**WHAT THIS TASK INVOLVES:** Identify, in the records below, every line where the string "RAID" appears, and copy each such line.

-- EXERCISE MATERIALS follows --

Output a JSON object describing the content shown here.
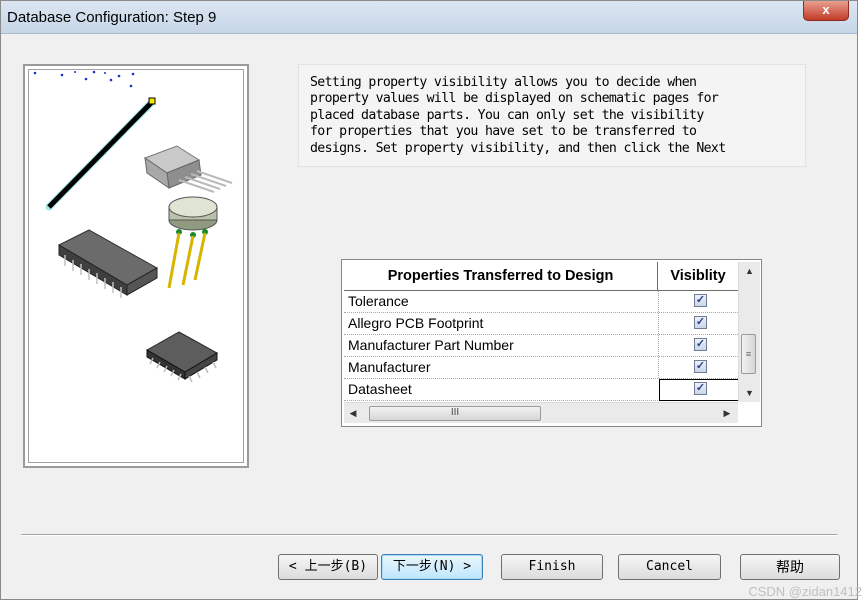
{
  "window": {
    "title": "Database Configuration: Step 9",
    "close_label": "x"
  },
  "description": "Setting property visibility allows you to decide when\nproperty values will be displayed on schematic pages for\nplaced database parts. You can only set the visibility\nfor properties that you have set to be transferred to\ndesigns. Set property visibility, and then click the Next",
  "grid": {
    "headers": [
      "Properties Transferred to Design",
      "Visiblity"
    ],
    "rows": [
      {
        "name": "Tolerance",
        "visible": true
      },
      {
        "name": "Allegro PCB Footprint",
        "visible": true
      },
      {
        "name": "Manufacturer Part Number",
        "visible": true
      },
      {
        "name": "Manufacturer",
        "visible": true
      },
      {
        "name": "Datasheet",
        "visible": true
      }
    ],
    "check_glyph": "✓",
    "hthumb_glyph": "III",
    "vthumb_glyph": "≡"
  },
  "buttons": {
    "back": "< 上一步(B)",
    "next": "下一步(N) >",
    "finish": "Finish",
    "cancel": "Cancel",
    "help": "帮助"
  },
  "watermark": "CSDN @zidan1412",
  "colors": {
    "accent": "#3c7fb1",
    "check": "#25438a",
    "chip_wand": "#000000"
  },
  "icons": [
    "magic-wand-icon",
    "component-illustration"
  ]
}
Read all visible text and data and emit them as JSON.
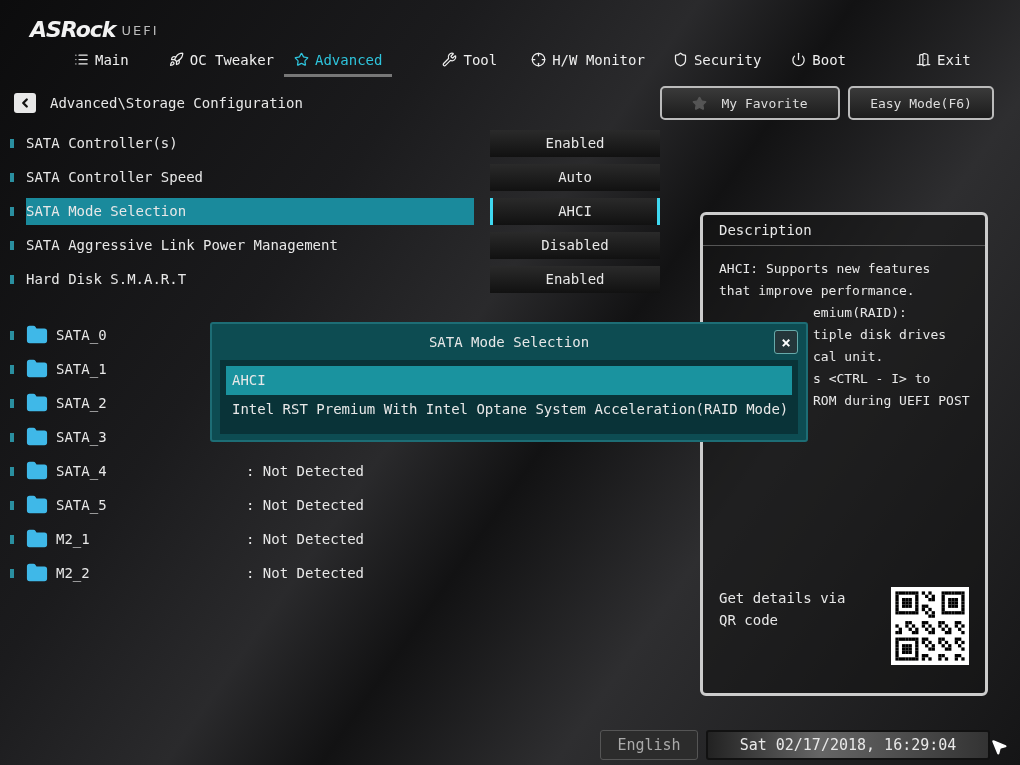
{
  "logo": {
    "brand": "ASRock",
    "suffix": "UEFI"
  },
  "tabs": [
    {
      "label": "Main",
      "selected": false
    },
    {
      "label": "OC Tweaker",
      "selected": false
    },
    {
      "label": "Advanced",
      "selected": true
    },
    {
      "label": "Tool",
      "selected": false
    },
    {
      "label": "H/W Monitor",
      "selected": false
    },
    {
      "label": "Security",
      "selected": false
    },
    {
      "label": "Boot",
      "selected": false
    },
    {
      "label": "Exit",
      "selected": false
    }
  ],
  "breadcrumb": "Advanced\\Storage Configuration",
  "top_buttons": [
    {
      "label": "My Favorite"
    },
    {
      "label": "Easy Mode(F6)"
    }
  ],
  "settings": [
    {
      "label": "SATA Controller(s)",
      "value": "Enabled",
      "selected": false
    },
    {
      "label": "SATA Controller Speed",
      "value": "Auto",
      "selected": false
    },
    {
      "label": "SATA Mode Selection",
      "value": "AHCI",
      "selected": true
    },
    {
      "label": "SATA Aggressive Link Power Management",
      "value": "Disabled",
      "selected": false
    },
    {
      "label": "Hard Disk S.M.A.R.T",
      "value": "Enabled",
      "selected": false
    }
  ],
  "drives": [
    {
      "name": "SATA_0"
    },
    {
      "name": "SATA_1"
    },
    {
      "name": "SATA_2"
    },
    {
      "name": "SATA_3"
    },
    {
      "name": "SATA_4",
      "value": ": Not Detected"
    },
    {
      "name": "SATA_5",
      "value": ": Not Detected"
    },
    {
      "name": "M2_1",
      "value": ": Not Detected"
    },
    {
      "name": "M2_2",
      "value": ": Not Detected"
    }
  ],
  "description": {
    "title": "Description",
    "lines": [
      {
        "text": "AHCI: Supports new features",
        "kind": "full"
      },
      {
        "text": "that improve performance.",
        "kind": "full"
      },
      {
        "text": "emium(RAID):",
        "kind": "partial"
      },
      {
        "text": "tiple disk drives",
        "kind": "partial"
      },
      {
        "text": "cal unit.",
        "kind": "partial"
      },
      {
        "text": "s <CTRL - I> to",
        "kind": "partial"
      },
      {
        "text": "ROM during UEFI POST",
        "kind": "partial"
      }
    ],
    "qr_text": "Get details via QR code"
  },
  "popup": {
    "title": "SATA Mode Selection",
    "close": "×",
    "options": [
      {
        "label": "AHCI",
        "selected": true
      },
      {
        "label": "Intel RST Premium With Intel Optane System Acceleration(RAID Mode)",
        "selected": false
      }
    ]
  },
  "status_bar": {
    "language": "English",
    "datetime": "Sat 02/17/2018, 16:29:04"
  }
}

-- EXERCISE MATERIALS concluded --

**SOLUTION TO THE PROBLEM:**
        "text": "emium(RAID):",
        "label": "Intel RST Premium With Intel Optane System Acceleration(RAID Mode)",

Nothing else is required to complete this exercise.